INSTRUCTIONS TO FOLLOW:
Could you retype every line of the data underneath without altering anything?
▼▼▼
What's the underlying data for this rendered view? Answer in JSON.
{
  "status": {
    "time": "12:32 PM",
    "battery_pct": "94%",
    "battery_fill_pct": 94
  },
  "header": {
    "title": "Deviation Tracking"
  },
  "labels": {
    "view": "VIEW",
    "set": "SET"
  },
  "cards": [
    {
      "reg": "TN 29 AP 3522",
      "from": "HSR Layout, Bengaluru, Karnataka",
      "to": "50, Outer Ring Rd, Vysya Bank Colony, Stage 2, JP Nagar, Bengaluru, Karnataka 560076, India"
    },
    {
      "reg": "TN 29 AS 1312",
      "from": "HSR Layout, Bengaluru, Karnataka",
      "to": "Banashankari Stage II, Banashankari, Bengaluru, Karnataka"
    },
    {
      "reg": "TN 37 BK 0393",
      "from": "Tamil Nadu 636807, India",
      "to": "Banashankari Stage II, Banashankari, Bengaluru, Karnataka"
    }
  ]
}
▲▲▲
EXERCISE SOLUTION:
What's the underlying data for this rendered view? Answer in JSON.
{
  "status": {
    "time": "12:32 PM",
    "battery_pct": "94%",
    "battery_fill_pct": 94
  },
  "header": {
    "title": "Deviation Tracking"
  },
  "labels": {
    "view": "VIEW",
    "set": "SET"
  },
  "cards": [
    {
      "reg": "TN 29 AP 3522",
      "from": "HSR Layout, Bengaluru, Karnataka",
      "to": "50, Outer Ring Rd, Vysya Bank Colony, Stage 2, JP Nagar, Bengaluru, Karnataka 560076, India"
    },
    {
      "reg": "TN 29 AS 1312",
      "from": "HSR Layout, Bengaluru, Karnataka",
      "to": "Banashankari Stage II, Banashankari, Bengaluru, Karnataka"
    },
    {
      "reg": "TN 37 BK 0393",
      "from": "Tamil Nadu 636807, India",
      "to": "Banashankari Stage II, Banashankari, Bengaluru, Karnataka"
    }
  ]
}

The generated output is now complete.